Remember I mentioned there’s a significant difference between the two CCDs on this Ryzen 9 9950X. The difference isn’t just the factory-fused voltage-frequency curve, but also the Fmax: CCD0 has a programmed Fmax of 5750 MHz whereas CCD1 has a programmed Fmax of 5450 MHz. And that significantly impacts the Curve Shaper behavior!

Here’s a graph illustrating the Ryzen 9 9950X CCD0 and CCD1 with the Curve Shaper High Frequency point set to -30. We find that the Curve Shape for both CCDs is remarkably similar. Coincidence or not, that 300 MHz difference is also the difference of the Fmax.

### Shaped Optimizer or Optimized Shaper

One final important piece of the Curve Shaper puzzle is that it stacks on top of Curve Optimizer. That means we can combine Curve Optimizer and Curve Shaper to finetune the voltage-frequency curve.

Let’s illustrate by comparing five different curves:

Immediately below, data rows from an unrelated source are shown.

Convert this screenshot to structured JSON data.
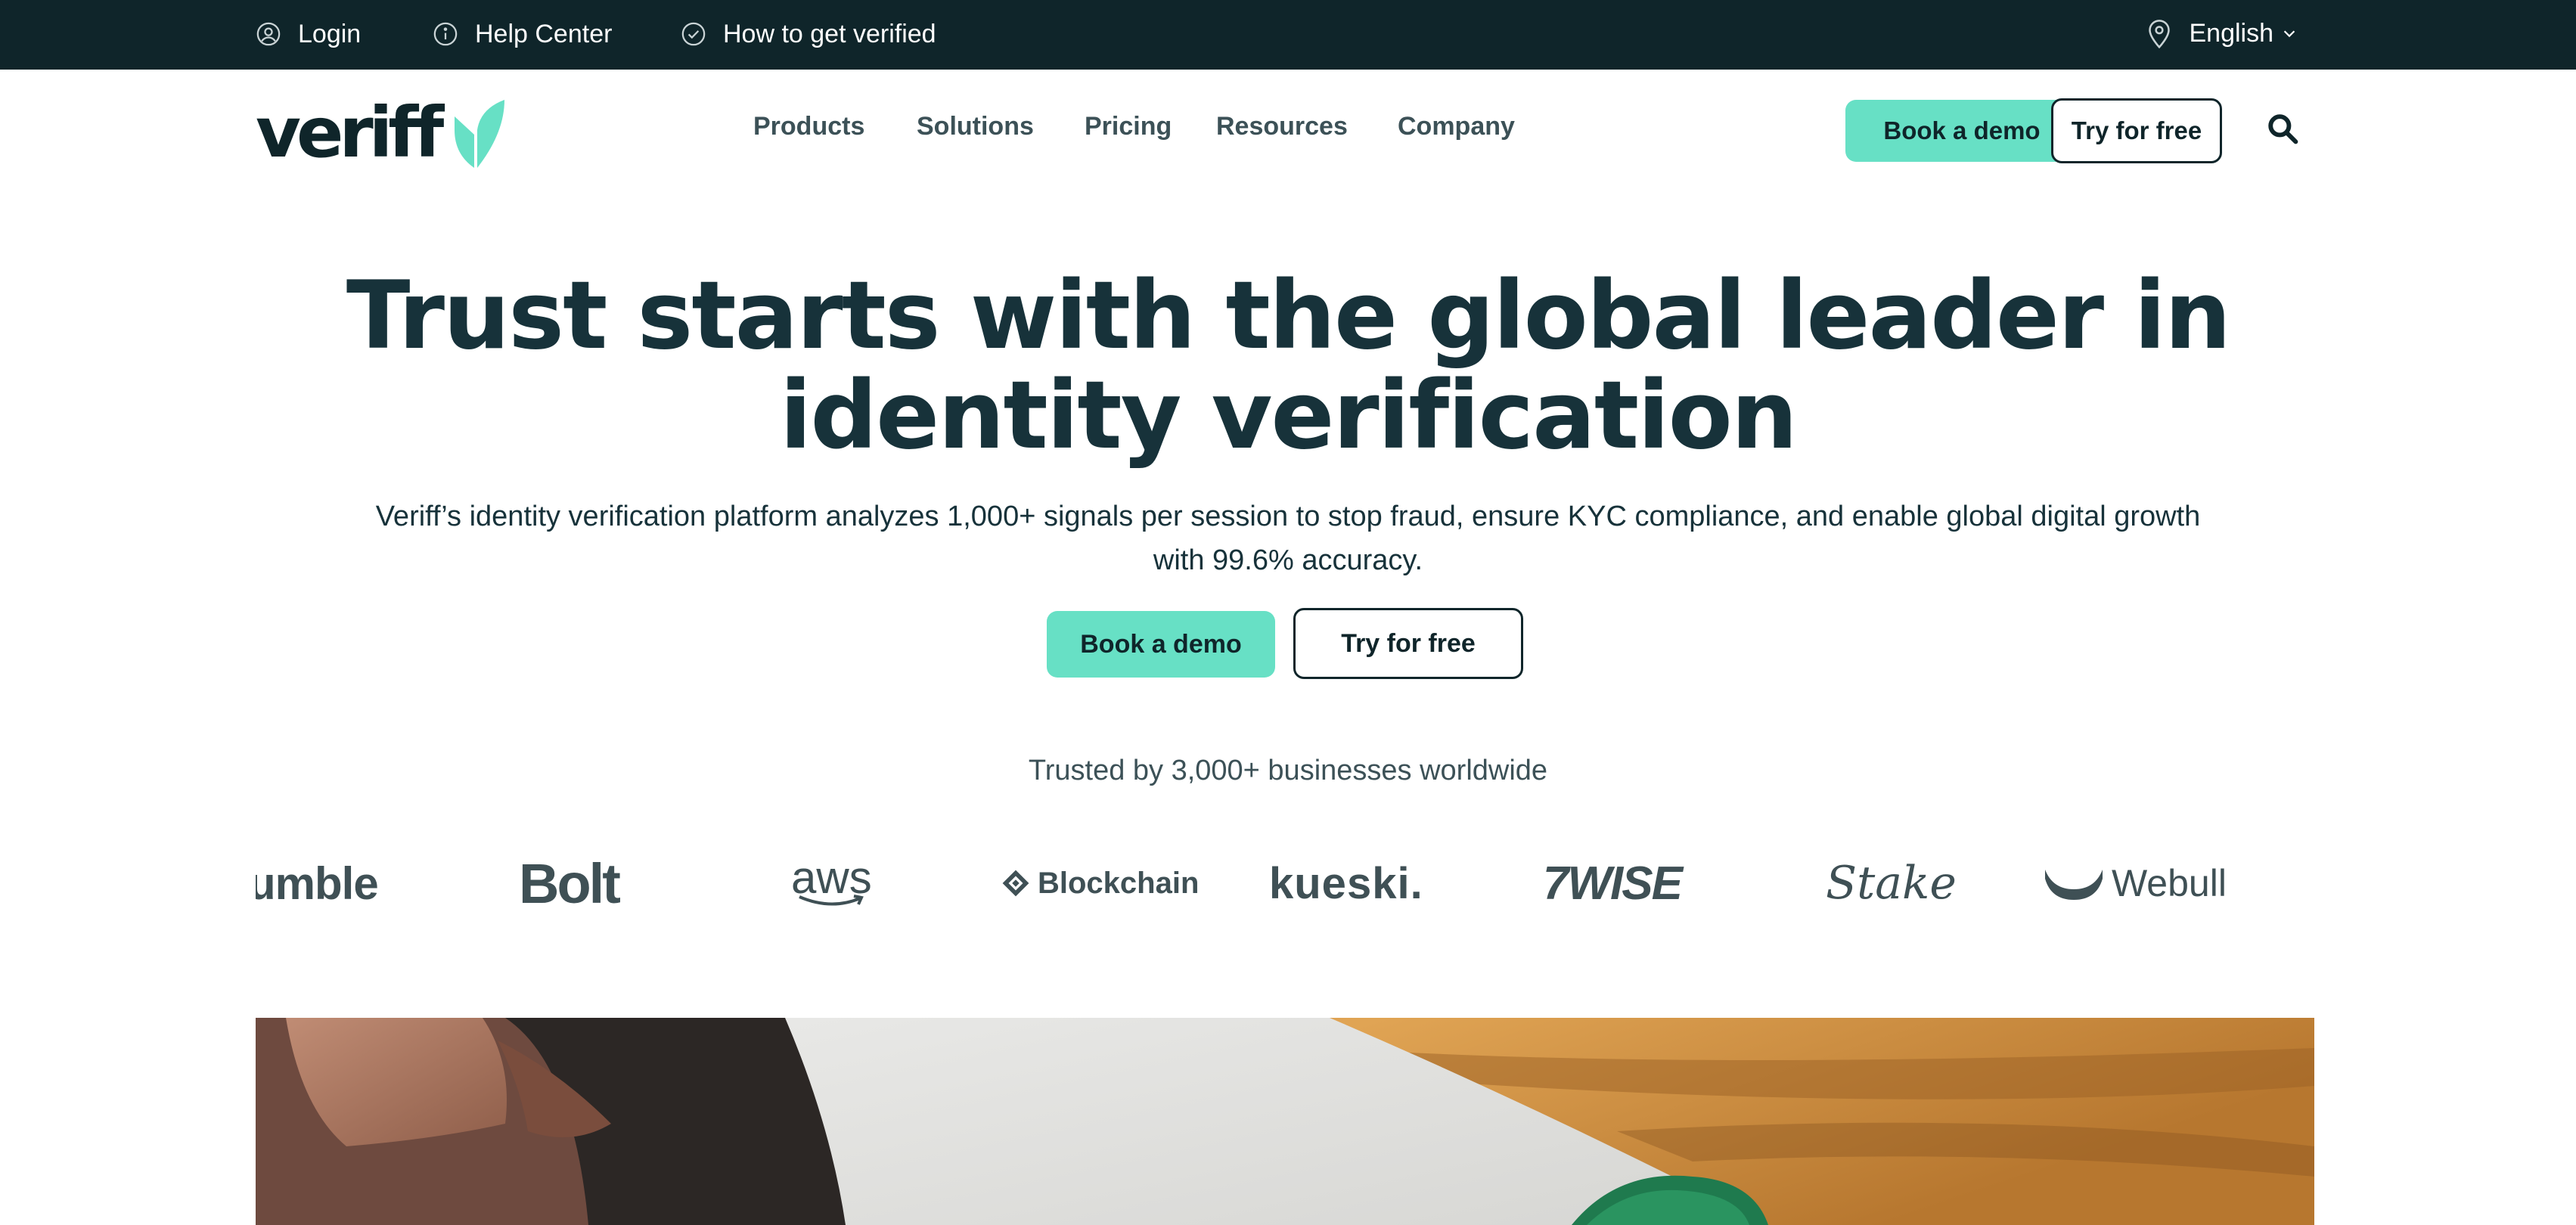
{
  "topbar": {
    "login": "Login",
    "help_center": "Help Center",
    "get_verified": "How to get verified",
    "language": "English"
  },
  "nav": {
    "logo": "veriff",
    "items": [
      "Products",
      "Solutions",
      "Pricing",
      "Resources",
      "Company"
    ],
    "book_demo": "Book a demo",
    "try_free": "Try for free"
  },
  "hero": {
    "title_line1": "Trust starts with the global leader in",
    "title_line2": "identity verification",
    "subtitle_line1": "Veriff’s identity verification platform analyzes 1,000+ signals per session to stop fraud, ensure KYC compliance, and enable global digital growth",
    "subtitle_line2": "with 99.6% accuracy.",
    "book_demo": "Book a demo",
    "try_free": "Try for free"
  },
  "trusted": {
    "text": "Trusted by 3,000+ businesses worldwide",
    "logos": [
      "umble",
      "Bolt",
      "aws",
      "Blockchain",
      "kueski.",
      "7WISE",
      "Stake",
      "Webull"
    ]
  },
  "colors": {
    "topbar_bg": "#0f252a",
    "accent": "#67e0c5",
    "text_dark": "#17323a",
    "logo_gray": "#3f5055"
  },
  "icons": [
    "user-icon",
    "info-icon",
    "check-circle-icon",
    "location-pin-icon",
    "chevron-down-icon",
    "search-icon"
  ]
}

- Default curve
- -15 Curve Optimizer (CO_m15)
- -30 Curve Optimizer (CO_m30)
- -15 High Frequency Curve Shaper (CShf_m15)
- -15 Curve Optimizer & High Frequency Curve Shaper (CO_CShf_m15)

We can make two key observations:

First, Curve Shaper indeed adjusts the voltage-frequency curve beyond the Curve Optimizer. That confirms the two settings stacks on top of each other.

Second, it appears Curve Optimizer is the more impactful of the two tools as it provides a larger voltage offset across the entire curve. That’s not unexpected, since with Curve Shaper multiple points are pulling t